An interesting variation pops up during negotiations with the neighborhood association, when the head negotiator's eyes suddenly stop being open and switch to this. Negotiations for Matsuri's shrine holiday suddenly complete successfully and wisely.
Almost non-existent in the anime, but the manga often has the girls in various states of undress—especially Matsuri (who also received an "upgrade"◊ of two cup sizes).
With the exception of the Beach Episode, in which Mitsue and Matsuri seem to have WAY too much boobage for girls still in middle school. Padded bathing suits, or just early bloomers? It does happen.
Fantasy Kitchen Sink: Apart from Shintô deities and magic, the world also has Martians, as well as apparently other natural sentient species living on Earth. While they are seen as newsworthy and interesting, no-one's mind is exactly blown by having the UN communicate with extraterrestrials and mole-people.
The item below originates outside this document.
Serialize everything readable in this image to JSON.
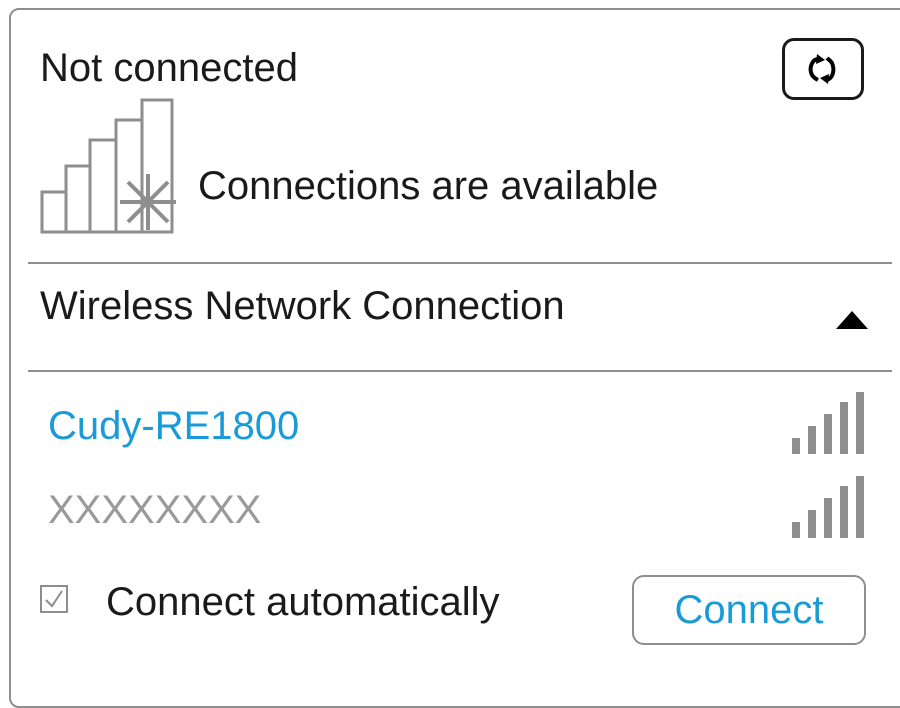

A God Am I - Averted wonderfully; Yurie is completely unassuming and seems vaguely uncomfortable about the obligations of her new divine status. Rather than pontificate about her newfound power, she almost freezes up when asked to speak at her first festival.
Jerkass - Matsuri. In almost any other series, her use of Yurie to help the shrine wouldn't be anything special, but considering the tone of Kamichu, Matsuri is being quite exploitative.Justified in the manga where it's revealed that they're on the verge of repossession and she's constantly worried about providing for Miko.
Miko and Matsuri's names can be interpreted as "shrine maiden" and "festival," respectively.
Yurie's assistants (Ino, Shika, and Chou) all have names synonymous with the kanji representing the animals they resemble (the boar, deer, and butterfly respectively), despite Yurie using a completely different rationale for naming them. (E.g., "chou" means "clever" or "butterfly" depending on the kanji used to write it.)
Miko - Matsuri and her appropriately named sister Miko at their father's failing shrine — thus their interest in Yurie.
The number of Yurie's fortune in the last episode.
Also, her rank (dead last) on the midterm exam at her transfer school in episode 12.
Patriotic Fervor - Matsuri FREAKING LOVES Japan almost as much as she FREAKING LOVES its indigenous religion, Shinto (or at least, the series' interpretation of Shinto). Her patriotism seems to be mostly deployed as an excuse to set up a (well-remunerated) shrine holiday to compete with Christmas, though.
Pillar of Light - Yurie pulls one of these when she teleports. And promptly takes a nap.
Pun-Based Title - Kami (かみ/神）meaning God(s) and Chu (ちゅ/中) meaning middle. Because Yurie is both a middle schooler, chuugakusei (ちゅうがくせい/中学生) and a god, Matsurie suggests she uses kamichu (かみちゅ/神中), sort of like "God of the middle", as a spell word to invoke her power.
The names of all the major characters incorporate kanji normally used to write numbers: Yurie Hitotsubashi includes the kanji for "1," Kenji Ninomiya includes "2," the Saegusa family's name includes "3," and Mitsue Shijou includes "4." Yashima's name includes the kanji for lucky number "8."
The spirit world is just there, to Yurie, certain sensitives, users of her omamori, and the viewer of course. For the most part the villagers are oblivious to the activity of the little gods and spirits around them, though they are generally aware and accepting that such things exist.
Yurie's godhood is pretty much acknowledged from the moment her face appeared in the eye of the typhoon she inadvertently created.